• **DATA TO EXAMINE**
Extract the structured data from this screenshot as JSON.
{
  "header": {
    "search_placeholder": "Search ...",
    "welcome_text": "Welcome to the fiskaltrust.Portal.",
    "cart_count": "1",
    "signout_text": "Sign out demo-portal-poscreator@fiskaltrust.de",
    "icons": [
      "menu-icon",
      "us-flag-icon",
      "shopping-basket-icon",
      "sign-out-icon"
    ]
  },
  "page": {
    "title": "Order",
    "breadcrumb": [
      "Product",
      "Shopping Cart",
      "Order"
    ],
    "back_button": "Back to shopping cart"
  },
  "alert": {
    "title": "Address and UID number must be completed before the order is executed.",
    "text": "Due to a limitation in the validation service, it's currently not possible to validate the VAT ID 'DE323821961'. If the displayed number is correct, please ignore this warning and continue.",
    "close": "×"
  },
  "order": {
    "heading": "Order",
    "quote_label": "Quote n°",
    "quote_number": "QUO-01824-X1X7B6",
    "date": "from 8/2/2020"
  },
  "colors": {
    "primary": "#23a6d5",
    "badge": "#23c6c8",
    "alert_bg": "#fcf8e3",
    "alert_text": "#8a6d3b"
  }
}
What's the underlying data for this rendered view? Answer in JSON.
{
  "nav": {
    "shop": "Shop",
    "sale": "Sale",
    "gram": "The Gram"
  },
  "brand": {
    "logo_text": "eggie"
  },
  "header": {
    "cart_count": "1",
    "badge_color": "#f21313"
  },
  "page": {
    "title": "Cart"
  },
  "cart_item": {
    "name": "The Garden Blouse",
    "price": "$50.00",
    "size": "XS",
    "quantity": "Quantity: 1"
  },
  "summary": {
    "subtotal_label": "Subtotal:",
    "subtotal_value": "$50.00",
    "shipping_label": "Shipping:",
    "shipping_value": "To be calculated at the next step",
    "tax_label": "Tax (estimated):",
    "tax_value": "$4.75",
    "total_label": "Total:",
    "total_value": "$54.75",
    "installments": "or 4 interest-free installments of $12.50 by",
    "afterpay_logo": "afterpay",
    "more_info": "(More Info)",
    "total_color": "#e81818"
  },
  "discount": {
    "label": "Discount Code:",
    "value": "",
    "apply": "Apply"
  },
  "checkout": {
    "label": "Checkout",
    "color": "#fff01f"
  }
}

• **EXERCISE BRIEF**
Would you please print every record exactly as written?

• **SOLVED EXERCISE**
Extract the structured data from this screenshot as JSON.
{
  "header": {
    "search_placeholder": "Search ...",
    "welcome_text": "Welcome to the fiskaltrust.Portal.",
    "cart_count": "1",
    "signout_text": "Sign out demo-portal-poscreator@fiskaltrust.de",
    "icons": [
      "menu-icon",
      "us-flag-icon",
      "shopping-basket-icon",
      "sign-out-icon"
    ]
  },
  "page": {
    "title": "Order",
    "breadcrumb": [
      "Product",
      "Shopping Cart",
      "Order"
    ],
    "back_button": "Back to shopping cart"
  },
  "alert": {
    "title": "Address and UID number must be completed before the order is executed.",
    "text": "Due to a limitation in the validation service, it's currently not possible to validate the VAT ID 'DE323821961'. If the displayed number is correct, please ignore this warning and continue.",
    "close": "×"
  },
  "order": {
    "heading": "Order",
    "quote_label": "Quote n°",
    "quote_number": "QUO-01824-X1X7B6",
    "date": "from 8/2/2020"
  },
  "colors": {
    "primary": "#23a6d5",
    "badge": "#23c6c8",
    "alert_bg": "#fcf8e3",
    "alert_text": "#8a6d3b"
  }
}
What's the underlying data for this rendered view? Answer in JSON.
{
  "nav": {
    "shop": "Shop",
    "sale": "Sale",
    "gram": "The Gram"
  },
  "brand": {
    "logo_text": "eggie"
  },
  "header": {
    "cart_count": "1",
    "badge_color": "#f21313"
  },
  "page": {
    "title": "Cart"
  },
  "cart_item": {
    "name": "The Garden Blouse",
    "price": "$50.00",
    "size": "XS",
    "quantity": "Quantity: 1"
  },
  "summary": {
    "subtotal_label": "Subtotal:",
    "subtotal_value": "$50.00",
    "shipping_label": "Shipping:",
    "shipping_value": "To be calculated at the next step",
    "tax_label": "Tax (estimated):",
    "tax_value": "$4.75",
    "total_label": "Total:",
    "total_value": "$54.75",
    "installments": "or 4 interest-free installments of $12.50 by",
    "afterpay_logo": "afterpay",
    "more_info": "(More Info)",
    "total_color": "#e81818"
  },
  "discount": {
    "label": "Discount Code:",
    "value": "",
    "apply": "Apply"
  },
  "checkout": {
    "label": "Checkout",
    "color": "#fff01f"
  }
}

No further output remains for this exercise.